## Assignment:
Wherever "company" shows up in the records below, copy the whole line.
....
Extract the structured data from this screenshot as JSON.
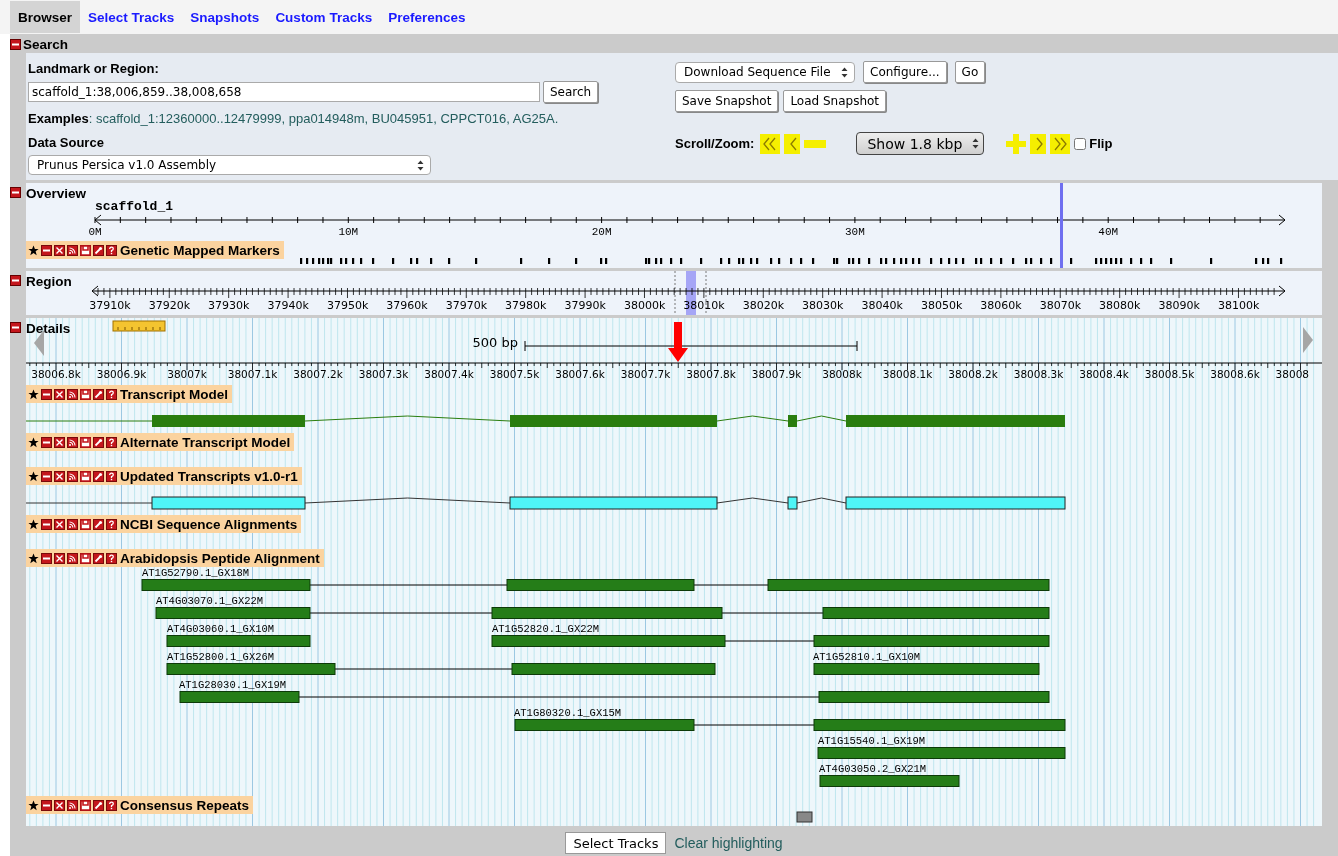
{
  "tabs": [
    {
      "label": "Browser",
      "selected": true
    },
    {
      "label": "Select Tracks",
      "selected": false
    },
    {
      "label": "Snapshots",
      "selected": false
    },
    {
      "label": "Custom Tracks",
      "selected": false
    },
    {
      "label": "Preferences",
      "selected": false
    }
  ],
  "search": {
    "title": "Search",
    "landmark_label": "Landmark or Region:",
    "landmark_value": "scaffold_1:38,006,859..38,008,658",
    "search_button": "Search",
    "examples": "**Examples**: scaffold_1:12360000..12479999, ppa014948m, BU045951, CPPCT016, AG25A.",
    "data_source_label": "Data Source",
    "data_source": "Prunus Persica v1.0 Assembly",
    "download_select": "Download Sequence File",
    "configure_button": "Configure...",
    "go_button": "Go",
    "save_snapshot": "Save Snapshot",
    "load_snapshot": "Load Snapshot",
    "scroll_zoom_label": "Scroll/Zoom:",
    "zoom_select": "Show 1.8 kbp",
    "flip": {
      "label": "Flip",
      "checked": false
    }
  },
  "overview": {
    "title": "Overview",
    "chromosome": "scaffold_1",
    "ticks": [
      "0M",
      "10M",
      "20M",
      "30M",
      "40M"
    ],
    "track": "Genetic Mapped Markers"
  },
  "region": {
    "title": "Region",
    "ticks": [
      "37910k",
      "37920k",
      "37930k",
      "37940k",
      "37950k",
      "37960k",
      "37970k",
      "37980k",
      "37990k",
      "38000k",
      "38010k",
      "38020k",
      "38030k",
      "38040k",
      "38050k",
      "38060k",
      "38070k",
      "38080k",
      "38090k",
      "38100k"
    ]
  },
  "details": {
    "title": "Details",
    "scale": "500 bp",
    "ticks": [
      "38006.8k",
      "38006.9k",
      "38007k",
      "38007.1k",
      "38007.2k",
      "38007.3k",
      "38007.4k",
      "38007.5k",
      "38007.6k",
      "38007.7k",
      "38007.8k",
      "38007.9k",
      "38008k",
      "38008.1k",
      "38008.2k",
      "38008.3k",
      "38008.4k",
      "38008.5k",
      "38008.6k",
      "38008"
    ],
    "tracks": [
      {
        "name": "Transcript Model",
        "kind": "transcript",
        "color": "#2a7d0e"
      },
      {
        "name": "Alternate Transcript Model",
        "kind": "empty"
      },
      {
        "name": "Updated Transcripts v1.0-r1",
        "kind": "transcript",
        "color": "#4ff5f7"
      },
      {
        "name": "NCBI Sequence Alignments",
        "kind": "empty"
      },
      {
        "name": "Arabidopsis Peptide Alignment",
        "kind": "alignments",
        "labels": [
          "AT1G52790.1_GX18M",
          "AT4G03070.1_GX22M",
          "AT4G03060.1_GX10M",
          "AT1G52820.1_GX22M",
          "AT1G52800.1_GX26M",
          "AT1G52810.1_GX10M",
          "AT1G28030.1_GX19M",
          "AT1G80320.1_GX15M",
          "AT1G15540.1_GX19M",
          "AT4G03050.2_GX21M"
        ]
      },
      {
        "name": "Consensus Repeats",
        "kind": "repeats"
      }
    ]
  },
  "footer": {
    "select_tracks": "Select Tracks",
    "clear_highlighting": "Clear highlighting"
  }
}
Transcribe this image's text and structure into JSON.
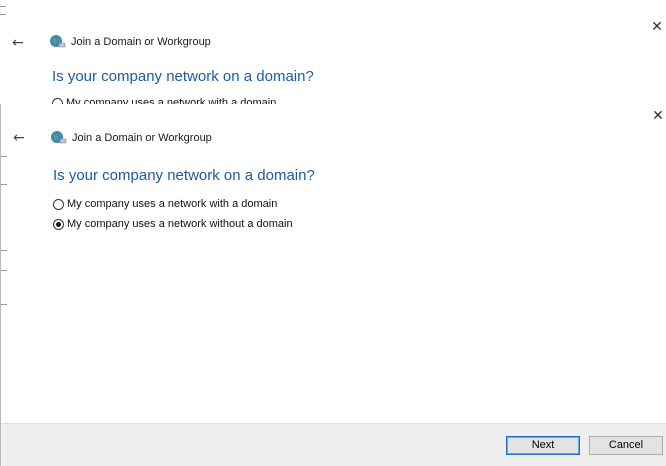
{
  "background_window": {
    "title": "Join a Domain or Workgroup",
    "heading": "Is your company network on a domain?",
    "partial_option": "My company uses a network with a domain"
  },
  "window": {
    "title": "Join a Domain or Workgroup",
    "heading": "Is your company network on a domain?",
    "options": [
      {
        "label": "My company uses a network with a domain",
        "selected": false
      },
      {
        "label": "My company uses a network without a domain",
        "selected": true
      }
    ],
    "next_label": "Next",
    "cancel_label": "Cancel"
  },
  "icons": {
    "close": "close-icon",
    "back": "back-arrow-icon",
    "title": "network-globe-icon"
  },
  "colors": {
    "heading": "#1e5aa0",
    "primary_button_border": "#1d6fc8",
    "footer_bg": "#efefef"
  }
}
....
## Answer space:
    "heading": "Is your company network on a domain?",
    "partial_option": "My company uses a network with a domain"
    "heading": "Is your company network on a domain?",
        "label": "My company uses a network with a domain",
        "label": "My company uses a network without a domain",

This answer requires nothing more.